The positive effects of proper nutrition and fueling for athletes is far reaching. While delayed muscle fatigue, optimal skill technique, replenishing of glycogen stores, and rebuilding of muscles are all benefits of proper fueling with physical activity, bone health is equally important but often overlooked. It is understood that extended bouts of exercise cause increased bone breakdown. Without adequate bone formation to balance out bone breakdown, it is suggested that this could lead to negative effects on bone mass and bone health. A common injury associated with negative bone health is stress fractures, which consist of tiny cracks in a bone often due to repetitive force or overuse. A stress fracture can be a major setback for an athlete, resulting in an average of 169 days of lost training.3 Stress fractures are a significant concern for athletes, particularly runners, gymnasts, basketball players and tennis players.
Science Behind the Story
Two recent studies evaluated how consuming nutrients during or soon after running can improve bone strength. The studies both consisted of ten healthy, physically active males who completed treadmill runs. In one study, the men consumed a carbohydrate drink before, during and immediately after their run.2 In the other study, the participants consumed a carbohydrate and protein-based drink immediately after or two hours after a run.3 Both studies included placebo trials to serve as a control. The amount of carbohydrates and protein was based on the individual’s body weight. Blood was collected from the participants to look at bone markers of breakdown and formation. From both studies, it can be concluded that consuming carbs during, or a combination of carbs and protein immediately after prolonged bouts of exercise helps to decrease bone break down and increase bone formation, which reduces the risks of stress fractures and other injuries associated with weak bones.
Put It into Practice
To put this knowledge into action, it is recommended that athletes recover with around 1/2g of carbohydrates for every pound the athlete weighs, with an additional 20-40g of protein as soon as possible after completion of physical activity lasting about one hour.1,2,3 This means, an athlete who weighs 150 lbs. should likely consume 75g of carbohydrates plus 20-40g protein immediately following activity. This could include:
|Full Meal||On-The-Go Parfait|
|½-1 cup rice/pasta/potatoes||1 cup fruit|
|Medium piece of fruit||1 cup Greek yogurt|
|1 cup non-starchy vegetables||2 tbsp peanut butter|
|3-4 ounces meat/chicken/fish||¼ cup oats or granola|
If activity lasts longer than 90 minutes, consuming 30-60g of carbohydrates every hour of activity is also recommended.1,2 (Be cautious of potential stomach distress- such nutrition practices should be tried prior to performance/game situations.)
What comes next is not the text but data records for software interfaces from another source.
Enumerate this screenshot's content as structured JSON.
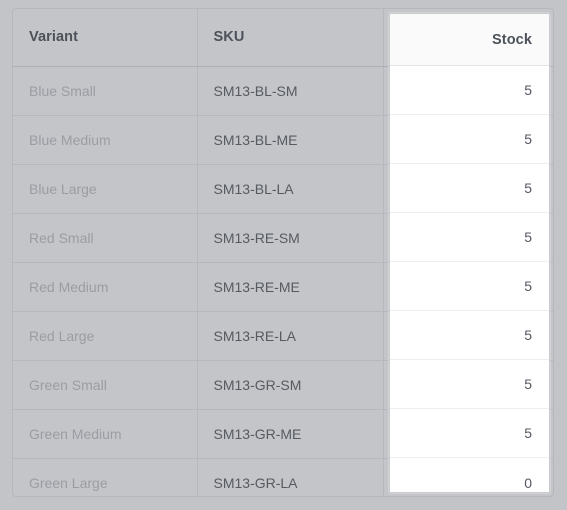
{
  "table": {
    "columns": [
      {
        "key": "variant",
        "label": "Variant",
        "align": "left"
      },
      {
        "key": "sku",
        "label": "SKU",
        "align": "left"
      },
      {
        "key": "stock",
        "label": "Stock",
        "align": "right"
      }
    ],
    "rows": [
      {
        "variant": "Blue Small",
        "sku": "SM13-BL-SM",
        "stock": "5"
      },
      {
        "variant": "Blue Medium",
        "sku": "SM13-BL-ME",
        "stock": "5"
      },
      {
        "variant": "Blue Large",
        "sku": "SM13-BL-LA",
        "stock": "5"
      },
      {
        "variant": "Red Small",
        "sku": "SM13-RE-SM",
        "stock": "5"
      },
      {
        "variant": "Red Medium",
        "sku": "SM13-RE-ME",
        "stock": "5"
      },
      {
        "variant": "Red Large",
        "sku": "SM13-RE-LA",
        "stock": "5"
      },
      {
        "variant": "Green Small",
        "sku": "SM13-GR-SM",
        "stock": "5"
      },
      {
        "variant": "Green Medium",
        "sku": "SM13-GR-ME",
        "stock": "5"
      },
      {
        "variant": "Green Large",
        "sku": "SM13-GR-LA",
        "stock": "0"
      }
    ]
  },
  "colors": {
    "page_background": "#c3c4c7",
    "table_background": "#c4c5c8",
    "stock_panel_background": "#ffffff",
    "stock_panel_header_background": "#fafafa",
    "header_text": "#4d525a",
    "variant_text": "#9a9da3",
    "sku_text": "#565a61",
    "stock_text": "#54585f",
    "row_divider": "#b6b8bd",
    "stock_row_divider": "#eceef3"
  }
}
Carbohydrate Options During Physical Activity
8 oz. sports drink
Sports gel packet
Small piece of fruit
Proper nutrition during and soon after physical activity has a positive impact on maintaining strong bones. Choosing to refuel with carbohydrates or a mix of carbohydrates and protein reduces bone break down and creates a balance in bone formation, which can decrease the risk of stress fractures. Whether it’s small amounts of sports drink during a long game, a quick smoothie immediately following a workout, or a full meal after practice, planning nutrition in conjunction with exercise has many benefits, with bone health being a main player.
Written By: Courtney High – Dietetic Intern SFA
Edited By: Brett Singer MS,RD,CSSD,LD – Sports Dietitian – Memorial Hermann IRONMAN Sports Medicine Institute
1Kerksick, C. M., Arent, S., Shoenfeld, B. J., Stout, J. R., Campbell, B., Colin, W. D… Antonio, J. (2017). International society of sports nutrition position stand: nutrient timing. Journal of the International Society of Sports Nutrition 14(33). Doi: 10.1186/s12970-017-0189-4
2Sale, C., Varley, I., Jones, T. W., James, R. M., Tang, C. Y., Fraser, W. D., and Greeves, J. P. Effect of carbohydrate feeding on the bone metabolic response to running. Journal of Applied Physiology, 119(7), 824-830. Doi: 10.1152/japplphysiol.00241.2015
3Townsend, R., Elliott-Sale, K. J., Currell, K., Tang, J., Fraser, W. D., and Sale, C. (2017). The Effect of Postexercise Carbohydrate and Protein Ingestion on Bone Metabolism. Medicine and Science in Sports and Exercise, 49(6), 1209-1218. Doi: 10.1249/MSS.0000000000001211